[Records from a data source]
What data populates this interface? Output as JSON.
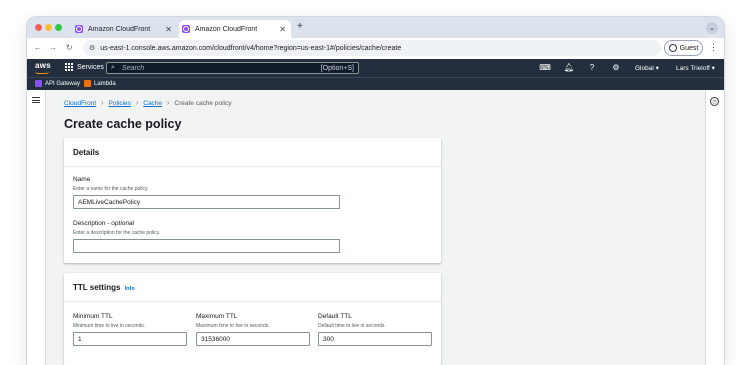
{
  "browser": {
    "tabs": [
      {
        "title": "Amazon CloudFront",
        "active": false
      },
      {
        "title": "Amazon CloudFront",
        "active": true
      }
    ],
    "new_tab": "+",
    "url": "us-east-1.console.aws.amazon.com/cloudfront/v4/home?region=us-east-1#/policies/cache/create",
    "guest_label": "Guest"
  },
  "aws_header": {
    "logo": "aws",
    "services_label": "Services",
    "search_placeholder": "Search",
    "search_shortcut": "[Option+S]",
    "region": "Global ▾",
    "user": "Lars Trieloff ▾",
    "favorites": [
      {
        "label": "API Gateway",
        "color": "#8c4fff"
      },
      {
        "label": "Lambda",
        "color": "#ed7100"
      }
    ]
  },
  "breadcrumb": {
    "items": [
      "CloudFront",
      "Policies",
      "Cache"
    ],
    "current": "Create cache policy"
  },
  "page_title": "Create cache policy",
  "details": {
    "heading": "Details",
    "name_label": "Name",
    "name_desc": "Enter a name for the cache policy.",
    "name_value": "AEMLiveCachePolicy",
    "desc_label": "Description",
    "desc_optional": " - optional",
    "desc_desc": "Enter a description for the cache policy.",
    "desc_value": ""
  },
  "ttl": {
    "heading": "TTL settings",
    "info": "Info",
    "min_label": "Minimum TTL",
    "min_desc": "Minimum time to live in seconds.",
    "min_value": "1",
    "max_label": "Maximum TTL",
    "max_desc": "Maximum time to live in seconds.",
    "max_value": "31536000",
    "default_label": "Default TTL",
    "default_desc": "Default time to live in seconds.",
    "default_value": "300"
  },
  "colors": {
    "aws_nav": "#232f3e",
    "link": "#0972d3",
    "accent": "#ff9900"
  }
}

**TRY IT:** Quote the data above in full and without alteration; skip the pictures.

**ANSWER TO THIS PROBLEM:**
What data populates this interface? Output as JSON.
{
  "browser": {
    "tabs": [
      {
        "title": "Amazon CloudFront",
        "active": false
      },
      {
        "title": "Amazon CloudFront",
        "active": true
      }
    ],
    "new_tab": "+",
    "url": "us-east-1.console.aws.amazon.com/cloudfront/v4/home?region=us-east-1#/policies/cache/create",
    "guest_label": "Guest"
  },
  "aws_header": {
    "logo": "aws",
    "services_label": "Services",
    "search_placeholder": "Search",
    "search_shortcut": "[Option+S]",
    "region": "Global ▾",
    "user": "Lars Trieloff ▾",
    "favorites": [
      {
        "label": "API Gateway",
        "color": "#8c4fff"
      },
      {
        "label": "Lambda",
        "color": "#ed7100"
      }
    ]
  },
  "breadcrumb": {
    "items": [
      "CloudFront",
      "Policies",
      "Cache"
    ],
    "current": "Create cache policy"
  },
  "page_title": "Create cache policy",
  "details": {
    "heading": "Details",
    "name_label": "Name",
    "name_desc": "Enter a name for the cache policy.",
    "name_value": "AEMLiveCachePolicy",
    "desc_label": "Description",
    "desc_optional": " - optional",
    "desc_desc": "Enter a description for the cache policy.",
    "desc_value": ""
  },
  "ttl": {
    "heading": "TTL settings",
    "info": "Info",
    "min_label": "Minimum TTL",
    "min_desc": "Minimum time to live in seconds.",
    "min_value": "1",
    "max_label": "Maximum TTL",
    "max_desc": "Maximum time to live in seconds.",
    "max_value": "31536000",
    "default_label": "Default TTL",
    "default_desc": "Default time to live in seconds.",
    "default_value": "300"
  },
  "colors": {
    "aws_nav": "#232f3e",
    "link": "#0972d3",
    "accent": "#ff9900"
  }
}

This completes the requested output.